## ABOUT THIS TASK
Below are the records; how many of their lines contain "peníze"? Reply only with that figure.

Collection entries
Content starts

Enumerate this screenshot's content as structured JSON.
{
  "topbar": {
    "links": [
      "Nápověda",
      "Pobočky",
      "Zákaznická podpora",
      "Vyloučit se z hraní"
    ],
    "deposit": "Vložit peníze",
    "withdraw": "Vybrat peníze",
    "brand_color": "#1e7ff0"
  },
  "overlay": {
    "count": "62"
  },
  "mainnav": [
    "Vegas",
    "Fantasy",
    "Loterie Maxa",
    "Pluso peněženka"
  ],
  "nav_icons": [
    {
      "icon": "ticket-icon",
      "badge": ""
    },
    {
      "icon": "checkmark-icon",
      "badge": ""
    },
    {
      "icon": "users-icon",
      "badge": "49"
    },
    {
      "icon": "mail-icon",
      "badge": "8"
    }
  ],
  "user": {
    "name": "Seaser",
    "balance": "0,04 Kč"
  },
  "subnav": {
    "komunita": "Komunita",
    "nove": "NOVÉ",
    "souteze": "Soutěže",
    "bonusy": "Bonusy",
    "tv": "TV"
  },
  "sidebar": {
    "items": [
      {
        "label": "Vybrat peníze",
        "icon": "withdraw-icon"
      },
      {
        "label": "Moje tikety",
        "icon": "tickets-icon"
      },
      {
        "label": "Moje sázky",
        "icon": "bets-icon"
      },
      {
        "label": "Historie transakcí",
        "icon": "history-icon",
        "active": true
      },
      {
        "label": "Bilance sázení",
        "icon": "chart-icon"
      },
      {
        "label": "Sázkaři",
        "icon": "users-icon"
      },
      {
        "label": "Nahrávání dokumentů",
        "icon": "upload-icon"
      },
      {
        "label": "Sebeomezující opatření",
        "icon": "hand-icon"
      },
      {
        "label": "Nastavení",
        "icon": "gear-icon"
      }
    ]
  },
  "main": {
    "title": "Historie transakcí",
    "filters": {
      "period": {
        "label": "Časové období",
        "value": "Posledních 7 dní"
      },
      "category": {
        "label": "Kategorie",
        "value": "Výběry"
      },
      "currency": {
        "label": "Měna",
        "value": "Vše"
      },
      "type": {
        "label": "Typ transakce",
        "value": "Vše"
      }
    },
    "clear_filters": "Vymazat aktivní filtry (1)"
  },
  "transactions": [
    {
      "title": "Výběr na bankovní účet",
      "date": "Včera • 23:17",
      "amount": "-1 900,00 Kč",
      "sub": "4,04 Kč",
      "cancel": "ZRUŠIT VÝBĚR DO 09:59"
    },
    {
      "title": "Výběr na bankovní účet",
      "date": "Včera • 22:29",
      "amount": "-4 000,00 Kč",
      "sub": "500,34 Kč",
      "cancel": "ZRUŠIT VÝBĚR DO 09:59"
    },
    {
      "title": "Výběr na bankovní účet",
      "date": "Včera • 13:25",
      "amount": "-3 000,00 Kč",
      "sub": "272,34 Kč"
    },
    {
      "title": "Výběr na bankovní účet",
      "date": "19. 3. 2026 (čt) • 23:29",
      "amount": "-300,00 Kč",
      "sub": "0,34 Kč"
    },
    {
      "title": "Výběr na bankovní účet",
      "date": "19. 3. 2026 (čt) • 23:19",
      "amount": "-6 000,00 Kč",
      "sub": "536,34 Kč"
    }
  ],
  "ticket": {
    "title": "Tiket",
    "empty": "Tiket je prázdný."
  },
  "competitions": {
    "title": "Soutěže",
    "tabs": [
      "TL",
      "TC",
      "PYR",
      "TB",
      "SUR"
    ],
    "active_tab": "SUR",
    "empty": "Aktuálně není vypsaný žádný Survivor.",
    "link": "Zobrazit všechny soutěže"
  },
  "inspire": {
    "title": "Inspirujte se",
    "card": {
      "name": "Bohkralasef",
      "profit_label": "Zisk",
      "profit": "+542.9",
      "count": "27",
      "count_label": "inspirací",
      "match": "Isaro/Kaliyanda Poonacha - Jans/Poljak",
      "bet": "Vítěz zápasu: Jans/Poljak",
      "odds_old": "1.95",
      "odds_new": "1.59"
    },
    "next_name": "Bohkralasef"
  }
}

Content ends

## EXERCISE RESPONSE
3